British shop that aims to put young designers on top

British shop that aims to put young designers on top
Deirdre McQuillan, Fashion Editor, in London

Irish Times
Feb 16, 2005

LONDON FASHION WEEK: Yesterday morning, in the august surroundings
of the Royal Academy in Mayfair, three new young generation British
designers sponsored by Top Shop got the chance to present catwalk
shows and their professional mettle to press and buyers.

The three, Gardem Demerdjian, a Lebanese Armenian from Beirut,
Ebru Ercon, a British-born designer of Turkish descent, and Swash,
two graduates of Central St Martin’s, produced widely differing
collections for winter 2005. Each had its strengths and surprises,
but Gardem was outstanding.

His clothes, hand-dyed in earthy colours, harked back to the l8th
century, but in a modern way. Highwayman coats flared over ballerina
layers of thin and delicate tulles, nets, silks and chiffons.

Imagine Marie Antoinette in a firmly fitted black jacket, raggy skirts
and long, loose hair. Chocolate leather jodhpurs and a tight, toreador
jacket was another typical combination and accessories like crystal
studded headphones, silver jewelled belts and mitts added witty,
decorative touches.

Swash was more tricksy and playful, using marine rope to loop elements
of a skirt together or to lace up a grey wool jacket.

Leg o’mutton trousers are not the most flattering clothing items and
the Long John Silver look appeared self consciously laboured. Outsize
bucket pockets, cropped academic gowns and a pink cable-knit coat
with gold lame trousers did little to excite the imagination either.

Ebru Ercom used robust materials like army blankets, rough hemp and
denim to fashion some artful combinations that often worked in a
folksy way like a black, empire-line pleated dress with a cutaway
white blanket bolero and white beads.

Top Shop is currently the single biggest patron of young British
designers, with an annual spend of around GBP1 million on practical,
behind-the-scenes support.

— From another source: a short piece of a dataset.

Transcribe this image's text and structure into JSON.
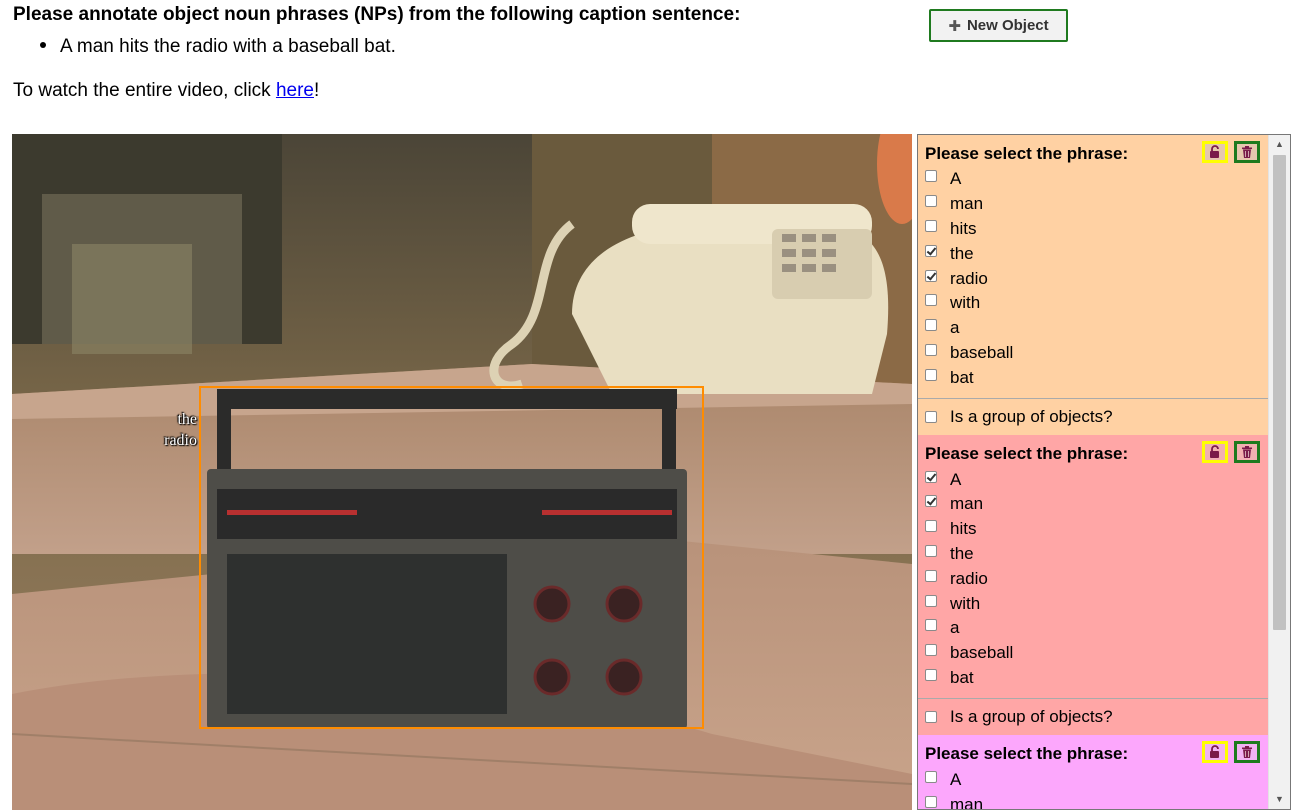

“Everybody who is successful in the industry should give something
back,” their marketing manager, Jo Farrelly, told The Irish Times
yesterday. “We would rather spend money on nurturing young talent
than on advertising.”

Valuable endorsement for Top Shop’s own design label “Unique” came
this week from the uber chic boutique, Corso Como in Italy, which is
to Milan what Colette is to Paris. It ordered the complete collection
from the British high-street chain.

Fashion retailing may be changing fast at the moment, but British
designers continue to raid the past. Jessica Ogden’s jaunty collection
of Madras cotton checks and ginghams evoked the 50s and featured
kimono tops, denim dungarees and big patchwork skirts with a certain
Gallic twist. Handiwork like embroidery and quilting mark her style,
and swing jackets added to the jaunty air of the whole collection
notable for fuller sleeves, fuller skirts and child-like smock tops.

Betty Jackson had a reflective moment, too, with a collection, as
polished as ever, that harked back to the 70s and hippy chic with
sequined dresses, embroidered Afghan coats and cowboy boots.

But whether it was a neat cigar leather belted coat over narrow
trousers or a flared check jacket over a full skirt, her sense of
colour and proportion was as sharp and as chic as ever.

From: Emil Lazarian | Ararat NewsPress